= Beginning of Section =
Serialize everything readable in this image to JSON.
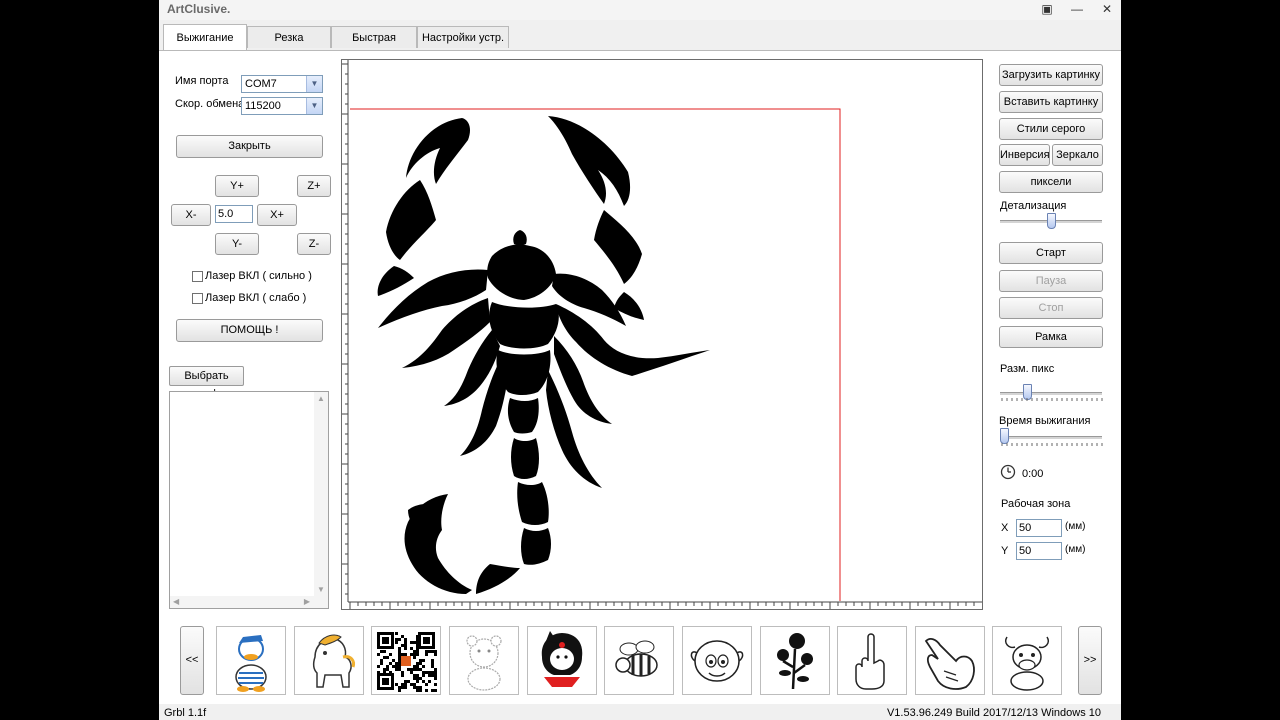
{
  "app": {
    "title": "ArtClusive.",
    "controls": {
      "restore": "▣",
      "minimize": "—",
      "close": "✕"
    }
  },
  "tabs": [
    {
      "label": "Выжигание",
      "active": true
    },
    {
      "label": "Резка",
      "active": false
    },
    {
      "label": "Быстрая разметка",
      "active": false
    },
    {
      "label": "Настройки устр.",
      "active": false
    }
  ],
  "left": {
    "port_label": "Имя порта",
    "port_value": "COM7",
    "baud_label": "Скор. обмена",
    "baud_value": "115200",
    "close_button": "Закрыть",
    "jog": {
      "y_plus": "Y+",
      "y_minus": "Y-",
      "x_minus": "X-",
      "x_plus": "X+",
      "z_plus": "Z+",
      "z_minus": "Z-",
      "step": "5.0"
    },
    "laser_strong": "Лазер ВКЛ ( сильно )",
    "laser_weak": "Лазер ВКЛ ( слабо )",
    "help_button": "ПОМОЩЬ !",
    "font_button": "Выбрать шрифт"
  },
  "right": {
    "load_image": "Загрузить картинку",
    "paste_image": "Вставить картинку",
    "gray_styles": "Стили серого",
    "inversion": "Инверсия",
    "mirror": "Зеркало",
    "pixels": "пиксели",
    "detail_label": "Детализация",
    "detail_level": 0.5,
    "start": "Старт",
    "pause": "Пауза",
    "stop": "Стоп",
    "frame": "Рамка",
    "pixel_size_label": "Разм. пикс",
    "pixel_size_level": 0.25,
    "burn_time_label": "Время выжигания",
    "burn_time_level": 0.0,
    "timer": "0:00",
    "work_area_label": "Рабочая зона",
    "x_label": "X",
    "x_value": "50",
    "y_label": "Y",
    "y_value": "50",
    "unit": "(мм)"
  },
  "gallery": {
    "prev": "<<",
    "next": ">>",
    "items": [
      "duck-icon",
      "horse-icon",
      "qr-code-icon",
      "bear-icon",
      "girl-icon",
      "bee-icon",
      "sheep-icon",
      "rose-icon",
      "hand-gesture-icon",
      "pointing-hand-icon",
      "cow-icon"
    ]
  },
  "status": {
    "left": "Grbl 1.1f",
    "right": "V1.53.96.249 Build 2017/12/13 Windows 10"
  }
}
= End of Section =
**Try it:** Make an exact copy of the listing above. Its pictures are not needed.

**Result:**
Serialize everything readable in this image to JSON.
{
  "app": {
    "title": "ArtClusive.",
    "controls": {
      "restore": "▣",
      "minimize": "—",
      "close": "✕"
    }
  },
  "tabs": [
    {
      "label": "Выжигание",
      "active": true
    },
    {
      "label": "Резка",
      "active": false
    },
    {
      "label": "Быстрая разметка",
      "active": false
    },
    {
      "label": "Настройки устр.",
      "active": false
    }
  ],
  "left": {
    "port_label": "Имя порта",
    "port_value": "COM7",
    "baud_label": "Скор. обмена",
    "baud_value": "115200",
    "close_button": "Закрыть",
    "jog": {
      "y_plus": "Y+",
      "y_minus": "Y-",
      "x_minus": "X-",
      "x_plus": "X+",
      "z_plus": "Z+",
      "z_minus": "Z-",
      "step": "5.0"
    },
    "laser_strong": "Лазер ВКЛ ( сильно )",
    "laser_weak": "Лазер ВКЛ ( слабо )",
    "help_button": "ПОМОЩЬ !",
    "font_button": "Выбрать шрифт"
  },
  "right": {
    "load_image": "Загрузить картинку",
    "paste_image": "Вставить картинку",
    "gray_styles": "Стили серого",
    "inversion": "Инверсия",
    "mirror": "Зеркало",
    "pixels": "пиксели",
    "detail_label": "Детализация",
    "detail_level": 0.5,
    "start": "Старт",
    "pause": "Пауза",
    "stop": "Стоп",
    "frame": "Рамка",
    "pixel_size_label": "Разм. пикс",
    "pixel_size_level": 0.25,
    "burn_time_label": "Время выжигания",
    "burn_time_level": 0.0,
    "timer": "0:00",
    "work_area_label": "Рабочая зона",
    "x_label": "X",
    "x_value": "50",
    "y_label": "Y",
    "y_value": "50",
    "unit": "(мм)"
  },
  "gallery": {
    "prev": "<<",
    "next": ">>",
    "items": [
      "duck-icon",
      "horse-icon",
      "qr-code-icon",
      "bear-icon",
      "girl-icon",
      "bee-icon",
      "sheep-icon",
      "rose-icon",
      "hand-gesture-icon",
      "pointing-hand-icon",
      "cow-icon"
    ]
  },
  "status": {
    "left": "Grbl 1.1f",
    "right": "V1.53.96.249 Build 2017/12/13 Windows 10"
  }
}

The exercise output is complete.